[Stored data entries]
=== Begin Enclosure ===

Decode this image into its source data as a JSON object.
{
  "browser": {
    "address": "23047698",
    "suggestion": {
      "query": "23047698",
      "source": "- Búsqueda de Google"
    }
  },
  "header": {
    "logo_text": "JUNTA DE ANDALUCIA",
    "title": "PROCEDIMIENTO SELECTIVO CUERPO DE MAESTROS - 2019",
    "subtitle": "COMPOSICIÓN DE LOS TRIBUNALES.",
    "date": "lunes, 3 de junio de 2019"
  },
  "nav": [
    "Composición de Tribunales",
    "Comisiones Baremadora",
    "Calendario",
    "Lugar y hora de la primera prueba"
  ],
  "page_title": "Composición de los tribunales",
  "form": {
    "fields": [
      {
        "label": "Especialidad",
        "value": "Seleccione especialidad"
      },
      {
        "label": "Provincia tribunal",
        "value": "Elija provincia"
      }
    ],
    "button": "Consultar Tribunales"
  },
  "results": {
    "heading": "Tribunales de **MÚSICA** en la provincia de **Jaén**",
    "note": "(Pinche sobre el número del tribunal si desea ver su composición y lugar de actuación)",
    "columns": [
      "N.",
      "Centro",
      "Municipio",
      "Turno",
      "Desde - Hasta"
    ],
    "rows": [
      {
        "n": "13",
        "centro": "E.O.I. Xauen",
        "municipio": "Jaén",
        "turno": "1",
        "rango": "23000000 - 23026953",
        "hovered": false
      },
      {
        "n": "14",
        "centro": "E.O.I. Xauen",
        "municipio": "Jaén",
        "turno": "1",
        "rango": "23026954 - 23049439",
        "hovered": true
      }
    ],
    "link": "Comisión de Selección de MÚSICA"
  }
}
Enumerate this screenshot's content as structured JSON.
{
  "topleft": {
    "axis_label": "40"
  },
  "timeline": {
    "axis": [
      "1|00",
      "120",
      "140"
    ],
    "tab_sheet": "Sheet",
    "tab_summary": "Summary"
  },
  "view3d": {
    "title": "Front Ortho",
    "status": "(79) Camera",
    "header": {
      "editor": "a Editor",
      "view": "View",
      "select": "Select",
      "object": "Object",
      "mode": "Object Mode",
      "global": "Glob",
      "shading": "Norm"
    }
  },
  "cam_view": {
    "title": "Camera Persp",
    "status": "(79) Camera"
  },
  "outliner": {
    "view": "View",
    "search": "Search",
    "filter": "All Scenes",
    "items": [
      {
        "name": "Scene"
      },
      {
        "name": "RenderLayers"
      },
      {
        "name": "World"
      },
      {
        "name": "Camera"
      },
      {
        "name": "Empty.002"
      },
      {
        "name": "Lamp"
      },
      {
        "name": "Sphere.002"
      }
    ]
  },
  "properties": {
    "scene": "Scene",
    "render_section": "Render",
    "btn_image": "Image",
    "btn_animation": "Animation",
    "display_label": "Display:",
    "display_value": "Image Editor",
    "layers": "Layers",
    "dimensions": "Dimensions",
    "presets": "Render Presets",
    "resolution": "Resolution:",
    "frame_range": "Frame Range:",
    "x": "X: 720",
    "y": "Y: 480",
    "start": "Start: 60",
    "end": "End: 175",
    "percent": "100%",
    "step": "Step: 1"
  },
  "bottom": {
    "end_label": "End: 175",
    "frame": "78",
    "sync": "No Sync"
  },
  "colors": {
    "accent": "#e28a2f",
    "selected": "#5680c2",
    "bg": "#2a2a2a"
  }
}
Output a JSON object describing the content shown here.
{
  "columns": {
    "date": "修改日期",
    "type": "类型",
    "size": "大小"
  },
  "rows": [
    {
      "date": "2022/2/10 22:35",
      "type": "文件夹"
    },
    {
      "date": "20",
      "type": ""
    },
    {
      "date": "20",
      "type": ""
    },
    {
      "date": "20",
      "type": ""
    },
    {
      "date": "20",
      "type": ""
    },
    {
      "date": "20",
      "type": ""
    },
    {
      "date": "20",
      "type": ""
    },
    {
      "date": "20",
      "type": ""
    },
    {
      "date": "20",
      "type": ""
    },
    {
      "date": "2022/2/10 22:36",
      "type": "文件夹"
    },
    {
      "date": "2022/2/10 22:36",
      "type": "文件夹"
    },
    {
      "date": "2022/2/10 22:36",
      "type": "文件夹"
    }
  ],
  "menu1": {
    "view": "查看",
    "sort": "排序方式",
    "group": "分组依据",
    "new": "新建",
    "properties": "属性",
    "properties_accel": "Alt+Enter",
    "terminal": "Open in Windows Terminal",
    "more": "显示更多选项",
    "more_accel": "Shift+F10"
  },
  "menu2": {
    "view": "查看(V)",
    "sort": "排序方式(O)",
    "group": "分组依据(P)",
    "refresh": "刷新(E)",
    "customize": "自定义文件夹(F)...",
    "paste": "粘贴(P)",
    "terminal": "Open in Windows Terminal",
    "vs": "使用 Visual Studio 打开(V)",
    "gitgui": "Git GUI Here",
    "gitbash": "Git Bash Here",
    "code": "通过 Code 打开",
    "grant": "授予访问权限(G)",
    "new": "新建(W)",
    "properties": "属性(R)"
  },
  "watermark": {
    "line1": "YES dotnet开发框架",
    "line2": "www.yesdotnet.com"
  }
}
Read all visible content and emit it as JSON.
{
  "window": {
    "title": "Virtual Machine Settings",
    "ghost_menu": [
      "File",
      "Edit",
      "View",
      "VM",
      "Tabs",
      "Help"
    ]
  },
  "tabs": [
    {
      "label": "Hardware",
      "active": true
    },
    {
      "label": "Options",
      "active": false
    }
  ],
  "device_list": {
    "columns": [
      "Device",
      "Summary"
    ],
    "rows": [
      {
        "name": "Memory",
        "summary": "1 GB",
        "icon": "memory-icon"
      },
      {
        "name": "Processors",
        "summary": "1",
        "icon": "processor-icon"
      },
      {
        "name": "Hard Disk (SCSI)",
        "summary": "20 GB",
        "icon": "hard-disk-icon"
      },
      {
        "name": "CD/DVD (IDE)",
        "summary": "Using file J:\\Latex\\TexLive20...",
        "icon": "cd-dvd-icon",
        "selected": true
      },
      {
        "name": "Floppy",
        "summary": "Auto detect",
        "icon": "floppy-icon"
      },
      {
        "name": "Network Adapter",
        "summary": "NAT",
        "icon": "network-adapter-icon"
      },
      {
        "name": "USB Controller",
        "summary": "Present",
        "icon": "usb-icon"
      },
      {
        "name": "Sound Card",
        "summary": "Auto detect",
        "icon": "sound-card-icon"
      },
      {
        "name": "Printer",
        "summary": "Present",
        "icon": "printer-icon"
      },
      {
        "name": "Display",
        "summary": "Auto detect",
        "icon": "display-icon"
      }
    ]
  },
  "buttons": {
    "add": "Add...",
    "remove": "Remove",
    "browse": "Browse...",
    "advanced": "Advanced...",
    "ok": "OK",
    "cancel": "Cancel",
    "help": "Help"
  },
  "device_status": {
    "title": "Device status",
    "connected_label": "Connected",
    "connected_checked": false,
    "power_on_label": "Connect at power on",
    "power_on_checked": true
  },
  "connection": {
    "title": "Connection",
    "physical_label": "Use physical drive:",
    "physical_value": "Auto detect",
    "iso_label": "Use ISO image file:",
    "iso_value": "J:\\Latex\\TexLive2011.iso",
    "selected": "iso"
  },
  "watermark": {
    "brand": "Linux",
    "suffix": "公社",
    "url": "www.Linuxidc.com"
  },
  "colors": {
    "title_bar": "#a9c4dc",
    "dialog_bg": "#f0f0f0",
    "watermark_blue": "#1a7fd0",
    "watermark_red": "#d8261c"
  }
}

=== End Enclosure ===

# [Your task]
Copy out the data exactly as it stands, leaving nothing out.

# [Response box]
Decode this image into its source data as a JSON object.
{
  "browser": {
    "address": "23047698",
    "suggestion": {
      "query": "23047698",
      "source": "- Búsqueda de Google"
    }
  },
  "header": {
    "logo_text": "JUNTA DE ANDALUCIA",
    "title": "PROCEDIMIENTO SELECTIVO CUERPO DE MAESTROS - 2019",
    "subtitle": "COMPOSICIÓN DE LOS TRIBUNALES.",
    "date": "lunes, 3 de junio de 2019"
  },
  "nav": [
    "Composición de Tribunales",
    "Comisiones Baremadora",
    "Calendario",
    "Lugar y hora de la primera prueba"
  ],
  "page_title": "Composición de los tribunales",
  "form": {
    "fields": [
      {
        "label": "Especialidad",
        "value": "Seleccione especialidad"
      },
      {
        "label": "Provincia tribunal",
        "value": "Elija provincia"
      }
    ],
    "button": "Consultar Tribunales"
  },
  "results": {
    "heading": "Tribunales de **MÚSICA** en la provincia de **Jaén**",
    "note": "(Pinche sobre el número del tribunal si desea ver su composición y lugar de actuación)",
    "columns": [
      "N.",
      "Centro",
      "Municipio",
      "Turno",
      "Desde - Hasta"
    ],
    "rows": [
      {
        "n": "13",
        "centro": "E.O.I. Xauen",
        "municipio": "Jaén",
        "turno": "1",
        "rango": "23000000 - 23026953",
        "hovered": false
      },
      {
        "n": "14",
        "centro": "E.O.I. Xauen",
        "municipio": "Jaén",
        "turno": "1",
        "rango": "23026954 - 23049439",
        "hovered": true
      }
    ],
    "link": "Comisión de Selección de MÚSICA"
  }
}
Enumerate this screenshot's content as structured JSON.
{
  "topleft": {
    "axis_label": "40"
  },
  "timeline": {
    "axis": [
      "1|00",
      "120",
      "140"
    ],
    "tab_sheet": "Sheet",
    "tab_summary": "Summary"
  },
  "view3d": {
    "title": "Front Ortho",
    "status": "(79) Camera",
    "header": {
      "editor": "a Editor",
      "view": "View",
      "select": "Select",
      "object": "Object",
      "mode": "Object Mode",
      "global": "Glob",
      "shading": "Norm"
    }
  },
  "cam_view": {
    "title": "Camera Persp",
    "status": "(79) Camera"
  },
  "outliner": {
    "view": "View",
    "search": "Search",
    "filter": "All Scenes",
    "items": [
      {
        "name": "Scene"
      },
      {
        "name": "RenderLayers"
      },
      {
        "name": "World"
      },
      {
        "name": "Camera"
      },
      {
        "name": "Empty.002"
      },
      {
        "name": "Lamp"
      },
      {
        "name": "Sphere.002"
      }
    ]
  },
  "properties": {
    "scene": "Scene",
    "render_section": "Render",
    "btn_image": "Image",
    "btn_animation": "Animation",
    "display_label": "Display:",
    "display_value": "Image Editor",
    "layers": "Layers",
    "dimensions": "Dimensions",
    "presets": "Render Presets",
    "resolution": "Resolution:",
    "frame_range": "Frame Range:",
    "x": "X: 720",
    "y": "Y: 480",
    "start": "Start: 60",
    "end": "End: 175",
    "percent": "100%",
    "step": "Step: 1"
  },
  "bottom": {
    "end_label": "End: 175",
    "frame": "78",
    "sync": "No Sync"
  },
  "colors": {
    "accent": "#e28a2f",
    "selected": "#5680c2",
    "bg": "#2a2a2a"
  }
}
Output a JSON object describing the content shown here.
{
  "columns": {
    "date": "修改日期",
    "type": "类型",
    "size": "大小"
  },
  "rows": [
    {
      "date": "2022/2/10 22:35",
      "type": "文件夹"
    },
    {
      "date": "20",
      "type": ""
    },
    {
      "date": "20",
      "type": ""
    },
    {
      "date": "20",
      "type": ""
    },
    {
      "date": "20",
      "type": ""
    },
    {
      "date": "20",
      "type": ""
    },
    {
      "date": "20",
      "type": ""
    },
    {
      "date": "20",
      "type": ""
    },
    {
      "date": "20",
      "type": ""
    },
    {
      "date": "2022/2/10 22:36",
      "type": "文件夹"
    },
    {
      "date": "2022/2/10 22:36",
      "type": "文件夹"
    },
    {
      "date": "2022/2/10 22:36",
      "type": "文件夹"
    }
  ],
  "menu1": {
    "view": "查看",
    "sort": "排序方式",
    "group": "分组依据",
    "new": "新建",
    "properties": "属性",
    "properties_accel": "Alt+Enter",
    "terminal": "Open in Windows Terminal",
    "more": "显示更多选项",
    "more_accel": "Shift+F10"
  },
  "menu2": {
    "view": "查看(V)",
    "sort": "排序方式(O)",
    "group": "分组依据(P)",
    "refresh": "刷新(E)",
    "customize": "自定义文件夹(F)...",
    "paste": "粘贴(P)",
    "terminal": "Open in Windows Terminal",
    "vs": "使用 Visual Studio 打开(V)",
    "gitgui": "Git GUI Here",
    "gitbash": "Git Bash Here",
    "code": "通过 Code 打开",
    "grant": "授予访问权限(G)",
    "new": "新建(W)",
    "properties": "属性(R)"
  },
  "watermark": {
    "line1": "YES dotnet开发框架",
    "line2": "www.yesdotnet.com"
  }
}
Read all visible content and emit it as JSON.
{
  "window": {
    "title": "Virtual Machine Settings",
    "ghost_menu": [
      "File",
      "Edit",
      "View",
      "VM",
      "Tabs",
      "Help"
    ]
  },
  "tabs": [
    {
      "label": "Hardware",
      "active": true
    },
    {
      "label": "Options",
      "active": false
    }
  ],
  "device_list": {
    "columns": [
      "Device",
      "Summary"
    ],
    "rows": [
      {
        "name": "Memory",
        "summary": "1 GB",
        "icon": "memory-icon"
      },
      {
        "name": "Processors",
        "summary": "1",
        "icon": "processor-icon"
      },
      {
        "name": "Hard Disk (SCSI)",
        "summary": "20 GB",
        "icon": "hard-disk-icon"
      },
      {
        "name": "CD/DVD (IDE)",
        "summary": "Using file J:\\Latex\\TexLive20...",
        "icon": "cd-dvd-icon",
        "selected": true
      },
      {
        "name": "Floppy",
        "summary": "Auto detect",
        "icon": "floppy-icon"
      },
      {
        "name": "Network Adapter",
        "summary": "NAT",
        "icon": "network-adapter-icon"
      },
      {
        "name": "USB Controller",
        "summary": "Present",
        "icon": "usb-icon"
      },
      {
        "name": "Sound Card",
        "summary": "Auto detect",
        "icon": "sound-card-icon"
      },
      {
        "name": "Printer",
        "summary": "Present",
        "icon": "printer-icon"
      },
      {
        "name": "Display",
        "summary": "Auto detect",
        "icon": "display-icon"
      }
    ]
  },
  "buttons": {
    "add": "Add...",
    "remove": "Remove",
    "browse": "Browse...",
    "advanced": "Advanced...",
    "ok": "OK",
    "cancel": "Cancel",
    "help": "Help"
  },
  "device_status": {
    "title": "Device status",
    "connected_label": "Connected",
    "connected_checked": false,
    "power_on_label": "Connect at power on",
    "power_on_checked": true
  },
  "connection": {
    "title": "Connection",
    "physical_label": "Use physical drive:",
    "physical_value": "Auto detect",
    "iso_label": "Use ISO image file:",
    "iso_value": "J:\\Latex\\TexLive2011.iso",
    "selected": "iso"
  },
  "watermark": {
    "brand": "Linux",
    "suffix": "公社",
    "url": "www.Linuxidc.com"
  },
  "colors": {
    "title_bar": "#a9c4dc",
    "dialog_bg": "#f0f0f0",
    "watermark_blue": "#1a7fd0",
    "watermark_red": "#d8261c"
  }
}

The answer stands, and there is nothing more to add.